### WORK TO BE COMPLETED
The data beneath this task has to be reprinted character for character.
RECORDS SUPPLIED: Begin
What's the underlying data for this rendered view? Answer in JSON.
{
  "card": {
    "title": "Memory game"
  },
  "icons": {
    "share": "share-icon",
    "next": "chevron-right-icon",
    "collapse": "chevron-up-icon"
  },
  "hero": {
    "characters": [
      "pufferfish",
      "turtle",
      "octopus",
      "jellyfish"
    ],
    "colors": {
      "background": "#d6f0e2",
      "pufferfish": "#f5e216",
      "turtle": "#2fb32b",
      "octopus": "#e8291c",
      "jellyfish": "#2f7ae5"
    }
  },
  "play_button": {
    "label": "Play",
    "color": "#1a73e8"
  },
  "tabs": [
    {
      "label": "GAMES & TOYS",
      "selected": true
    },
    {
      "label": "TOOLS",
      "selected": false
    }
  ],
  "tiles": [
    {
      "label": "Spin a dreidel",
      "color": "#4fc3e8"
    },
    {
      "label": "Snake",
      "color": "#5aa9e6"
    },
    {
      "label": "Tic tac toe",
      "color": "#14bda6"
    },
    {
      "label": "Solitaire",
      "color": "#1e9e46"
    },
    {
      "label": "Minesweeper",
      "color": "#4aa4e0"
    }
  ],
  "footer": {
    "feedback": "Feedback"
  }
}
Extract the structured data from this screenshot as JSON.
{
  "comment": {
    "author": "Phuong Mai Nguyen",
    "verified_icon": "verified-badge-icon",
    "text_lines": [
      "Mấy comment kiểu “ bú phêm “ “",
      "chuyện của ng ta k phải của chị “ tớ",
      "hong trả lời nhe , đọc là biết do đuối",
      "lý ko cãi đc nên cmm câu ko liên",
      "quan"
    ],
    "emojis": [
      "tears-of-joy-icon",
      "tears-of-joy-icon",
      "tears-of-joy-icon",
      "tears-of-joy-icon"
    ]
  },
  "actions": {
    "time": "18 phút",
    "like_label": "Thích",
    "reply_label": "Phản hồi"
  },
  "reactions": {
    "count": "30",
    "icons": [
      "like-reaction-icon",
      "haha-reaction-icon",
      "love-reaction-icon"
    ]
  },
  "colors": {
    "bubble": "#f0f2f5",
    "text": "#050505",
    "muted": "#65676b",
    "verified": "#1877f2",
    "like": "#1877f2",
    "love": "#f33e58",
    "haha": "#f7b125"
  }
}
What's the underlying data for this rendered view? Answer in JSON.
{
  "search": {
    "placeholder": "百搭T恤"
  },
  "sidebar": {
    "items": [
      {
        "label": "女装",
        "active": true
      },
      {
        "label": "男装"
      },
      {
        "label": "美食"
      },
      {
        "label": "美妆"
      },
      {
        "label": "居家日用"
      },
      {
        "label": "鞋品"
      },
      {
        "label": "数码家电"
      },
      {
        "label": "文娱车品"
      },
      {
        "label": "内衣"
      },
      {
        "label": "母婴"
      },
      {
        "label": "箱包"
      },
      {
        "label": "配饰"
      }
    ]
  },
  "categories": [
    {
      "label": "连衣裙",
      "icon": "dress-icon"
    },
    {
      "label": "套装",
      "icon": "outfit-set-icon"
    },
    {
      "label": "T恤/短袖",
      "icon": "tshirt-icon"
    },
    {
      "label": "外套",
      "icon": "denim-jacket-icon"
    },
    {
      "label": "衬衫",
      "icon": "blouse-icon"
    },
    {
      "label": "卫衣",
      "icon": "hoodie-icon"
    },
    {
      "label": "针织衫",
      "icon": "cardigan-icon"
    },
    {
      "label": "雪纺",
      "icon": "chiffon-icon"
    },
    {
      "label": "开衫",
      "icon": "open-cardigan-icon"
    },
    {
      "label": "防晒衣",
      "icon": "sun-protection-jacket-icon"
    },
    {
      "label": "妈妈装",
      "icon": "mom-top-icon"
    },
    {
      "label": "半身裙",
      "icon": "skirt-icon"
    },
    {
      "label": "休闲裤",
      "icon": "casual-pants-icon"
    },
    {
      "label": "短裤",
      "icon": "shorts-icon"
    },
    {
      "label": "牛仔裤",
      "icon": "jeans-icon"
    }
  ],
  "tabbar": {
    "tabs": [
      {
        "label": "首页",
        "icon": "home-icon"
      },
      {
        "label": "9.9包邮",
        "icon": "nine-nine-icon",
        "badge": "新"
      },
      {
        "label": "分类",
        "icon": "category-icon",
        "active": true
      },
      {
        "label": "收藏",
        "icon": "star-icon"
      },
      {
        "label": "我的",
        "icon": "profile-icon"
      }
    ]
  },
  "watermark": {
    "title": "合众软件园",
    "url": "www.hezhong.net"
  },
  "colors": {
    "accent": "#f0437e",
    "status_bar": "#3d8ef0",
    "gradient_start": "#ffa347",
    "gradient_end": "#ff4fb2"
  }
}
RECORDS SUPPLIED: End
### SOLUTION TO THIS TASK
What's the underlying data for this rendered view? Answer in JSON.
{
  "card": {
    "title": "Memory game"
  },
  "icons": {
    "share": "share-icon",
    "next": "chevron-right-icon",
    "collapse": "chevron-up-icon"
  },
  "hero": {
    "characters": [
      "pufferfish",
      "turtle",
      "octopus",
      "jellyfish"
    ],
    "colors": {
      "background": "#d6f0e2",
      "pufferfish": "#f5e216",
      "turtle": "#2fb32b",
      "octopus": "#e8291c",
      "jellyfish": "#2f7ae5"
    }
  },
  "play_button": {
    "label": "Play",
    "color": "#1a73e8"
  },
  "tabs": [
    {
      "label": "GAMES & TOYS",
      "selected": true
    },
    {
      "label": "TOOLS",
      "selected": false
    }
  ],
  "tiles": [
    {
      "label": "Spin a dreidel",
      "color": "#4fc3e8"
    },
    {
      "label": "Snake",
      "color": "#5aa9e6"
    },
    {
      "label": "Tic tac toe",
      "color": "#14bda6"
    },
    {
      "label": "Solitaire",
      "color": "#1e9e46"
    },
    {
      "label": "Minesweeper",
      "color": "#4aa4e0"
    }
  ],
  "footer": {
    "feedback": "Feedback"
  }
}
Extract the structured data from this screenshot as JSON.
{
  "comment": {
    "author": "Phuong Mai Nguyen",
    "verified_icon": "verified-badge-icon",
    "text_lines": [
      "Mấy comment kiểu “ bú phêm “ “",
      "chuyện của ng ta k phải của chị “ tớ",
      "hong trả lời nhe , đọc là biết do đuối",
      "lý ko cãi đc nên cmm câu ko liên",
      "quan"
    ],
    "emojis": [
      "tears-of-joy-icon",
      "tears-of-joy-icon",
      "tears-of-joy-icon",
      "tears-of-joy-icon"
    ]
  },
  "actions": {
    "time": "18 phút",
    "like_label": "Thích",
    "reply_label": "Phản hồi"
  },
  "reactions": {
    "count": "30",
    "icons": [
      "like-reaction-icon",
      "haha-reaction-icon",
      "love-reaction-icon"
    ]
  },
  "colors": {
    "bubble": "#f0f2f5",
    "text": "#050505",
    "muted": "#65676b",
    "verified": "#1877f2",
    "like": "#1877f2",
    "love": "#f33e58",
    "haha": "#f7b125"
  }
}
What's the underlying data for this rendered view? Answer in JSON.
{
  "search": {
    "placeholder": "百搭T恤"
  },
  "sidebar": {
    "items": [
      {
        "label": "女装",
        "active": true
      },
      {
        "label": "男装"
      },
      {
        "label": "美食"
      },
      {
        "label": "美妆"
      },
      {
        "label": "居家日用"
      },
      {
        "label": "鞋品"
      },
      {
        "label": "数码家电"
      },
      {
        "label": "文娱车品"
      },
      {
        "label": "内衣"
      },
      {
        "label": "母婴"
      },
      {
        "label": "箱包"
      },
      {
        "label": "配饰"
      }
    ]
  },
  "categories": [
    {
      "label": "连衣裙",
      "icon": "dress-icon"
    },
    {
      "label": "套装",
      "icon": "outfit-set-icon"
    },
    {
      "label": "T恤/短袖",
      "icon": "tshirt-icon"
    },
    {
      "label": "外套",
      "icon": "denim-jacket-icon"
    },
    {
      "label": "衬衫",
      "icon": "blouse-icon"
    },
    {
      "label": "卫衣",
      "icon": "hoodie-icon"
    },
    {
      "label": "针织衫",
      "icon": "cardigan-icon"
    },
    {
      "label": "雪纺",
      "icon": "chiffon-icon"
    },
    {
      "label": "开衫",
      "icon": "open-cardigan-icon"
    },
    {
      "label": "防晒衣",
      "icon": "sun-protection-jacket-icon"
    },
    {
      "label": "妈妈装",
      "icon": "mom-top-icon"
    },
    {
      "label": "半身裙",
      "icon": "skirt-icon"
    },
    {
      "label": "休闲裤",
      "icon": "casual-pants-icon"
    },
    {
      "label": "短裤",
      "icon": "shorts-icon"
    },
    {
      "label": "牛仔裤",
      "icon": "jeans-icon"
    }
  ],
  "tabbar": {
    "tabs": [
      {
        "label": "首页",
        "icon": "home-icon"
      },
      {
        "label": "9.9包邮",
        "icon": "nine-nine-icon",
        "badge": "新"
      },
      {
        "label": "分类",
        "icon": "category-icon",
        "active": true
      },
      {
        "label": "收藏",
        "icon": "star-icon"
      },
      {
        "label": "我的",
        "icon": "profile-icon"
      }
    ]
  },
  "watermark": {
    "title": "合众软件园",
    "url": "www.hezhong.net"
  },
  "colors": {
    "accent": "#f0437e",
    "status_bar": "#3d8ef0",
    "gradient_start": "#ffa347",
    "gradient_end": "#ff4fb2"
  }
}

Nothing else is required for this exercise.